As time went on, Eulenspiegel, the name slyly referring both to a famous fairy tale character who pulled scatological jokes on people, but was a hero to the oppressed and to an underground meaning of 'cleaning your behind' (it's up to you to decide which), slowly evolved a more deft humor. When the Berlin Wall fell, it took off like a shot and became full force subversive, and hilarious. Dark humor crept in and they soon became the experts at it. Their laughs are quite similar to that of Mad magazine, but not quite as juvenile, and to National Lampoon, though without the crassness and blatant sexuality that the Lampoon was noted for.
Politically, Eulenspiegel can beat out anything the US puts out. Plus, they pull in little-known but talented writers and artists from the former Soviet Bloc lands of Romania, Poland, Czech Republic etc. One does have to hand it to a publication and its creators that can survive as unfunny and repressive a regime as the Deutsche Demokratic Republic was. It was prophesied by many, after the reunion with West Germany, that Eulenspiegel would suffer the fate of many East German businesses, and be trod under by the wealthier and more sophisticated Capitalists. Wrong! It is now going strong as an institution representing the humor of both East and West; one of only three DDR publication to survive the change.
Eulenspiegel's long, entrenched West German rival in the funny business industry is Titanic, a similar periodical that has been around since 1979, created by dissatisfied rebels from 'pardon', another satire magazine (the capital-less 'p' was their take on the name). While not as caustic as Eulenspiegel, Titanic has had its share of notoriety. When there was a vote going on for where to play the 2006 FIFA World Cup local, the publisher sent hoax faxes to delegates offering bribes to have it in Germany. Here is a copy of one of them presented by Wikipedia:
In this difficult situation, Germany would like to emphasize the urgency of its appeal to hold the World Cup 2006 in Germany.
Let me come straight to the point:

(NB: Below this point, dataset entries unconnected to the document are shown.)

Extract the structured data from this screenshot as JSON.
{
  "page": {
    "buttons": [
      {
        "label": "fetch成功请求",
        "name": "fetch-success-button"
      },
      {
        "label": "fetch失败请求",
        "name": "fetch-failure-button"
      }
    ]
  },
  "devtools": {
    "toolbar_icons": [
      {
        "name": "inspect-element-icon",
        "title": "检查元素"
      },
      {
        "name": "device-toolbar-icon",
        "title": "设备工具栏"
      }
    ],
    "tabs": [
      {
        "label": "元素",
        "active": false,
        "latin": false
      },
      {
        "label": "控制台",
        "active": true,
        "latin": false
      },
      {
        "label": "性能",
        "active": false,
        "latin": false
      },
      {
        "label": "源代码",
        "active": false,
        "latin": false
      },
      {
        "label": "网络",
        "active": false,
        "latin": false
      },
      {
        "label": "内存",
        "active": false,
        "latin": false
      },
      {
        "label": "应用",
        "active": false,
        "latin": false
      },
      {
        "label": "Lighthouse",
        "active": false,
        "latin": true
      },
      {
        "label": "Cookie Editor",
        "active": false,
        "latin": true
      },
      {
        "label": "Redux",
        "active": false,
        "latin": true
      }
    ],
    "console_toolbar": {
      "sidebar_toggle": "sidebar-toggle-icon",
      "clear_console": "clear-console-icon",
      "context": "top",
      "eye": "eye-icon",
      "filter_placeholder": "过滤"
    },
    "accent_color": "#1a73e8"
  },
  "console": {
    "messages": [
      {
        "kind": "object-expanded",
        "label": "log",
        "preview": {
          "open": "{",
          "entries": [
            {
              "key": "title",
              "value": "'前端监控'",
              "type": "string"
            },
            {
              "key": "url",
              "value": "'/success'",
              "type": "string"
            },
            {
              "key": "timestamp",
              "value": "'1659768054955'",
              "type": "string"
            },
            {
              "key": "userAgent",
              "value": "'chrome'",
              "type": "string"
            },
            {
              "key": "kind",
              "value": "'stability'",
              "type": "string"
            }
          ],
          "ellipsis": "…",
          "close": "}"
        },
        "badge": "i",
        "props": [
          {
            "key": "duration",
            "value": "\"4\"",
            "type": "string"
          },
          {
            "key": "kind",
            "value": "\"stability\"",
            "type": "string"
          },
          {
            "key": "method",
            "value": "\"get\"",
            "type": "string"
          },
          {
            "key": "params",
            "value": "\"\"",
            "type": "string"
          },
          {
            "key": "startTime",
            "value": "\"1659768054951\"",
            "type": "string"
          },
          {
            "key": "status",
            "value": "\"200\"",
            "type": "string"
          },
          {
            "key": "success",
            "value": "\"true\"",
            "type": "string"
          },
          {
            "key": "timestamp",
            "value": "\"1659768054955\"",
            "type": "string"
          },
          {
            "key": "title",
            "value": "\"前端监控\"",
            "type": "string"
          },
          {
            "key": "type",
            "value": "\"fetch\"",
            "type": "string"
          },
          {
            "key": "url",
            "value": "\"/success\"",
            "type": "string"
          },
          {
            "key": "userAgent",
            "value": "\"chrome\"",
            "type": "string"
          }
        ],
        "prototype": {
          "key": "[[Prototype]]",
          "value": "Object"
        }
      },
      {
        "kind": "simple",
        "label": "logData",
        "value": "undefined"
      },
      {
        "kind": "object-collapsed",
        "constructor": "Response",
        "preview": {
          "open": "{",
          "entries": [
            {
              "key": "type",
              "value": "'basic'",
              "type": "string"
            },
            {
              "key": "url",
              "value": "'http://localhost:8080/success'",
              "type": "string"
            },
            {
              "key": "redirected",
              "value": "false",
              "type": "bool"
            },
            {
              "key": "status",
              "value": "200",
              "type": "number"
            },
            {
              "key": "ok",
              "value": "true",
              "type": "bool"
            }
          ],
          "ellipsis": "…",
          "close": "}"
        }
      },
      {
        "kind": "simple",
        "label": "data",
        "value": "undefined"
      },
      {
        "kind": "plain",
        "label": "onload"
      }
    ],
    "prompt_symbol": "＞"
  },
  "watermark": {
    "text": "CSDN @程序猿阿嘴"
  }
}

In appreciation of your support, we would like to offer you a small gift for your vote in favor of Germany:
A fine basket with specialties from the black forest, including some really good sausages, ham and — hold on to your seat — a wonderful KuKuClock!
And a beer mug, too! Do we leave you any choice?
We trust in the wisdom of your decision tomorrow,
(WM 2006 initiative)
— Original text of the fax, sent by Titanic on July 5th, 2000
Strangely, a National Enquirer type tabloid called Bild that specialized in fake news took the bribe to be real news and put out an ad in its newspaper for readers to call Titanic and complain about the damage this did to Germany's reputation. Not missing a chance, the writers and editors of Titanic collected the funniest of the calls they got and published them on a CD for their fans.
The magazine's favorite target was former Chancellor Helmut Kohl whom Titanic dubbed 'the pear', because his head had that shape. It stuck. He appeared on their cover more times than any other national figure (imagine what they would have done with Trump as Chancellor. God Forbid!)
Author's credits - Material for this article was gleaned from my own experiences living and writing in Germany, from issues of Titanic, Simplicissimus and Eulenspiegel, from German museums, from a letter stating the history of Eulenspiegel sent by its Redaktur and from Wikipedia articles on German Humor, German Humor Magazines and on East Germany.